▶ Provided information:

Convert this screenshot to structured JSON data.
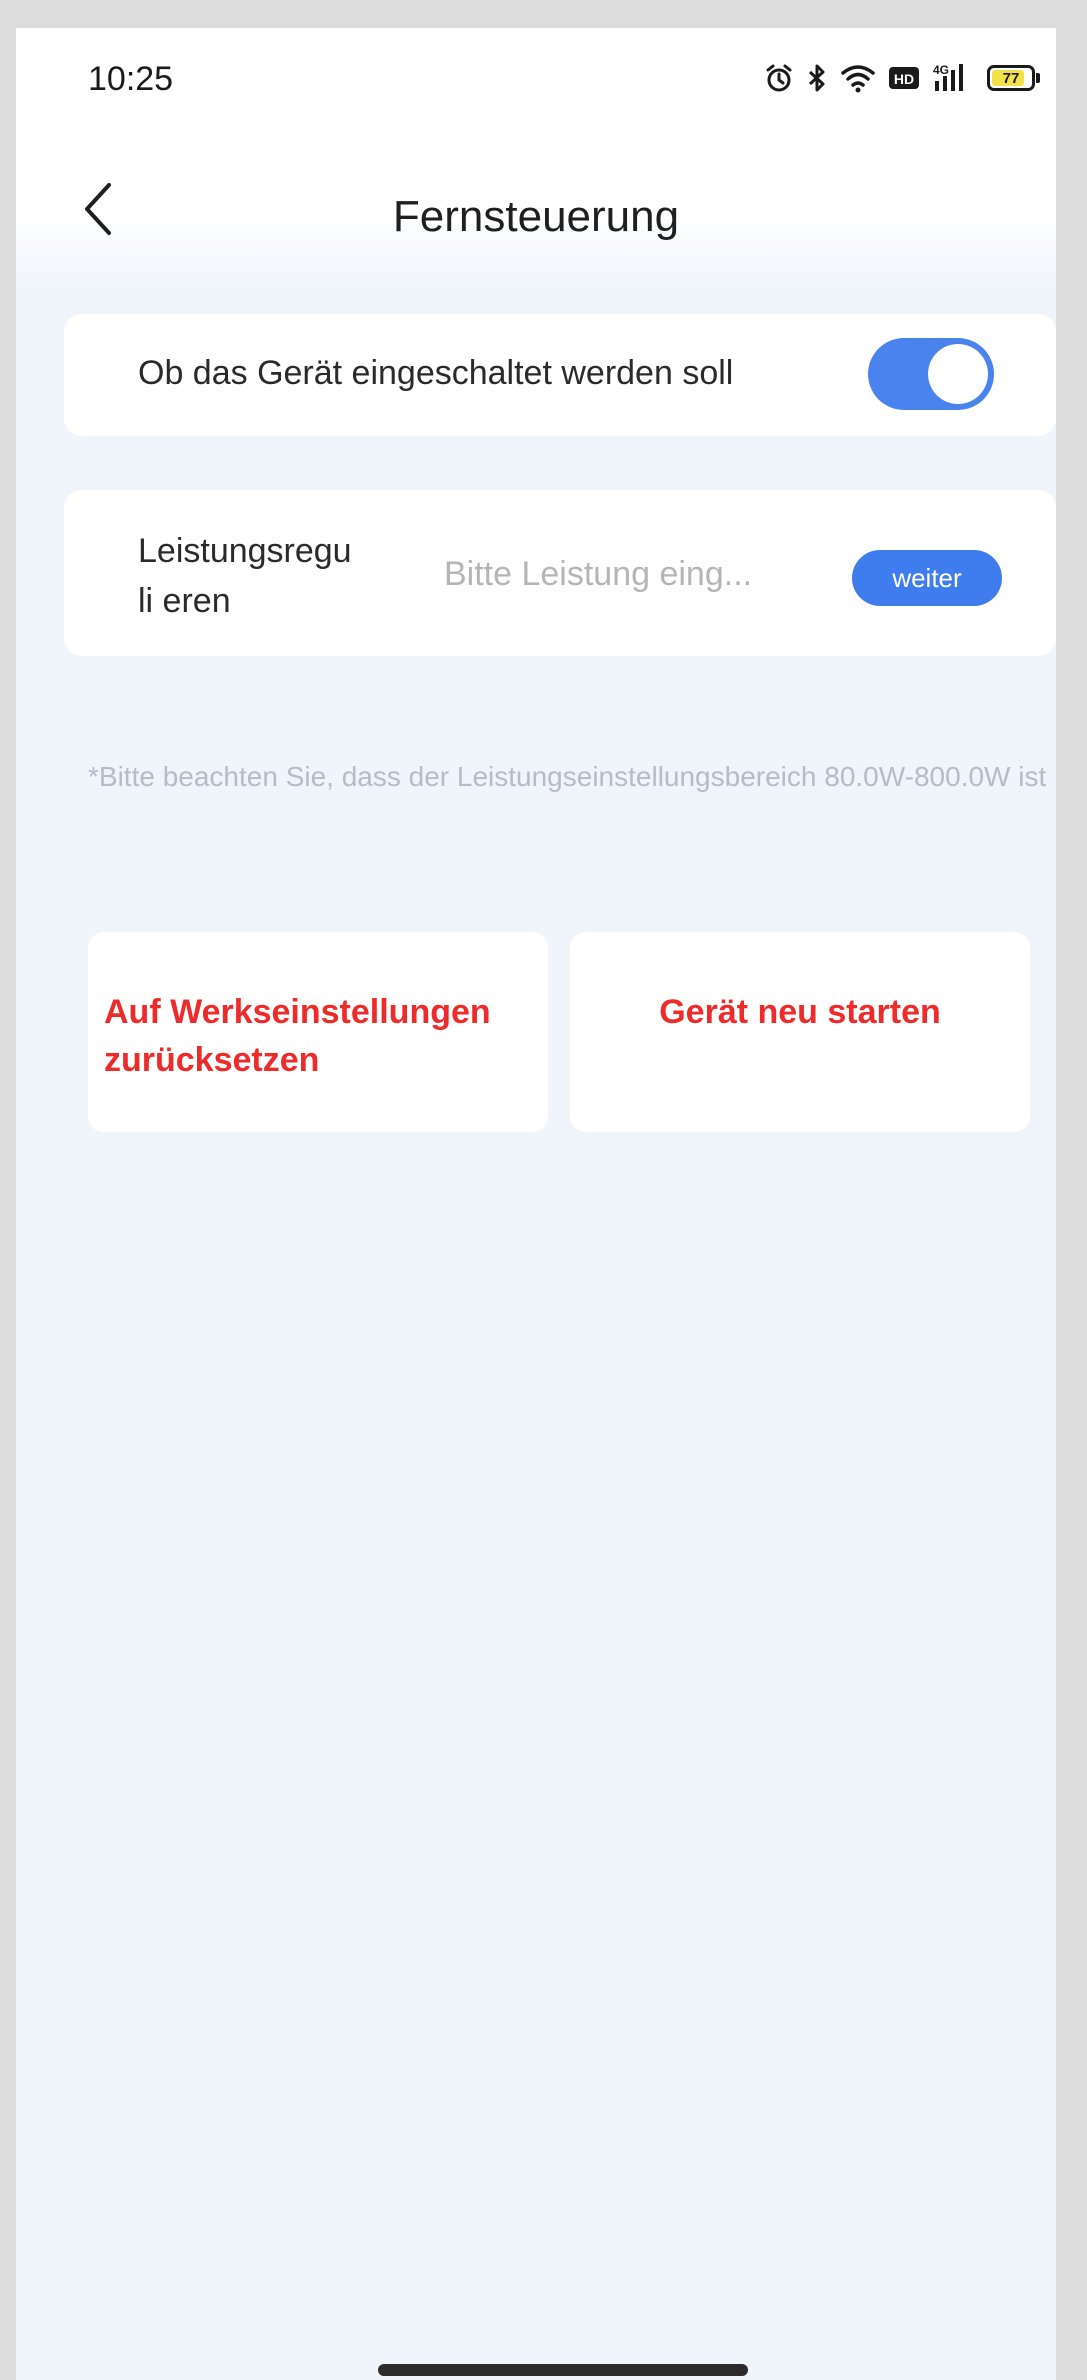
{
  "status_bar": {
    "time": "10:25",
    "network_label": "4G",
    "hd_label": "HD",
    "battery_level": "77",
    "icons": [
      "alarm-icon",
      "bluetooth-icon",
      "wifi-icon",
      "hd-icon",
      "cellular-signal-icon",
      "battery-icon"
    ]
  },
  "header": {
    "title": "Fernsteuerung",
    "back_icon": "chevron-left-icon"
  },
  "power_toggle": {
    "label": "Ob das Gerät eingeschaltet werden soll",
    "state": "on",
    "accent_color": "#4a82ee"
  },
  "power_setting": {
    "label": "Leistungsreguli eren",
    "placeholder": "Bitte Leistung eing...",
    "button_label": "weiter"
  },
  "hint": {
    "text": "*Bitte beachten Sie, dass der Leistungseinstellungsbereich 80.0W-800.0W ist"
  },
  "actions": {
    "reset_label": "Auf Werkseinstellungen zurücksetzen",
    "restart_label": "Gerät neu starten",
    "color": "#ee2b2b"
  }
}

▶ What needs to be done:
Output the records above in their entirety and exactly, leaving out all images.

▶ Answer to this task:
Convert this screenshot to structured JSON data.
{
  "status_bar": {
    "time": "10:25",
    "network_label": "4G",
    "hd_label": "HD",
    "battery_level": "77",
    "icons": [
      "alarm-icon",
      "bluetooth-icon",
      "wifi-icon",
      "hd-icon",
      "cellular-signal-icon",
      "battery-icon"
    ]
  },
  "header": {
    "title": "Fernsteuerung",
    "back_icon": "chevron-left-icon"
  },
  "power_toggle": {
    "label": "Ob das Gerät eingeschaltet werden soll",
    "state": "on",
    "accent_color": "#4a82ee"
  },
  "power_setting": {
    "label": "Leistungsreguli eren",
    "placeholder": "Bitte Leistung eing...",
    "button_label": "weiter"
  },
  "hint": {
    "text": "*Bitte beachten Sie, dass der Leistungseinstellungsbereich 80.0W-800.0W ist"
  },
  "actions": {
    "reset_label": "Auf Werkseinstellungen zurücksetzen",
    "restart_label": "Gerät neu starten",
    "color": "#ee2b2b"
  }
}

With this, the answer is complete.